* Goal of the exercise: Work through the data line by line, gathering every line that has the word "name".

=== The records ===

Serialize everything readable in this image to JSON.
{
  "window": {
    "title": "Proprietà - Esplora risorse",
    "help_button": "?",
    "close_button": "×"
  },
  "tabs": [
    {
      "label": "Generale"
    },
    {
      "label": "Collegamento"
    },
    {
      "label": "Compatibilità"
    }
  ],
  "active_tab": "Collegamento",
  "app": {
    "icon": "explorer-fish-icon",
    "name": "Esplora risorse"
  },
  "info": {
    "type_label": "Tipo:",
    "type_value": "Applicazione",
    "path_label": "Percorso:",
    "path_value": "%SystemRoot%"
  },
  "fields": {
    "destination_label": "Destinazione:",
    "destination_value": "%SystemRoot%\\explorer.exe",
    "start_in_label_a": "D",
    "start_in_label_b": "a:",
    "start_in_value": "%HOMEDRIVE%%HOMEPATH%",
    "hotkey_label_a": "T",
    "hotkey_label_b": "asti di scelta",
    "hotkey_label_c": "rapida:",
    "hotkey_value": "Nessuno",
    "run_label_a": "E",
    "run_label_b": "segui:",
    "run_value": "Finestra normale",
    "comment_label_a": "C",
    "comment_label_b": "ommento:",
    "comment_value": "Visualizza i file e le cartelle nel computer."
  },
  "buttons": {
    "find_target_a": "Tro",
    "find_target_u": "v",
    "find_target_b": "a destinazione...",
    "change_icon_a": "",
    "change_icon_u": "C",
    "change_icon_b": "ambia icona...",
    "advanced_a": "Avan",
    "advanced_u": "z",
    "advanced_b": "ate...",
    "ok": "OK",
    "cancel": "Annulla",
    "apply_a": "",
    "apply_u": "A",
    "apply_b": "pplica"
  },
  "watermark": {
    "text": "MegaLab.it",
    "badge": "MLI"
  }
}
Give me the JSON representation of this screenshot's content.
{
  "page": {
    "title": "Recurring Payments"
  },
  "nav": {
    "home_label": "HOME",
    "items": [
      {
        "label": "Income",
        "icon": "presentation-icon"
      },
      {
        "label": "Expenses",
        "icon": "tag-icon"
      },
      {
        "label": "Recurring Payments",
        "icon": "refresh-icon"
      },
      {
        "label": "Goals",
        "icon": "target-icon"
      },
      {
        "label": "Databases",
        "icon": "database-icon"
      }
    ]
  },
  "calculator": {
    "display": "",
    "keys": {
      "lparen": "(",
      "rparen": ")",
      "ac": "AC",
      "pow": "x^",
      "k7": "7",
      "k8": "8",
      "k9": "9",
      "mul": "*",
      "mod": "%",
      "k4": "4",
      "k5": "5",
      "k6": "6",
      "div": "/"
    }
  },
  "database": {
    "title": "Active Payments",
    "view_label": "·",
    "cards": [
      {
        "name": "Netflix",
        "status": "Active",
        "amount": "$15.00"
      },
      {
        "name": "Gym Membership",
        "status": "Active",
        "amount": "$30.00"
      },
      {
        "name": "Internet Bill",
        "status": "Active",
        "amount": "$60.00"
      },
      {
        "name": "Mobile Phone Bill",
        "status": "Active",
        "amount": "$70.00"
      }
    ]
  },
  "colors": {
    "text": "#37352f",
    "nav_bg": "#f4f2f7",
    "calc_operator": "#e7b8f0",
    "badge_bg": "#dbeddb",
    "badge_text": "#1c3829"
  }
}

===

* Solution for this exercise:
    "name": "Esplora risorse"
        "name": "Netflix",
        "name": "Gym Membership",
        "name": "Internet Bill",
        "name": "Mobile Phone Bill",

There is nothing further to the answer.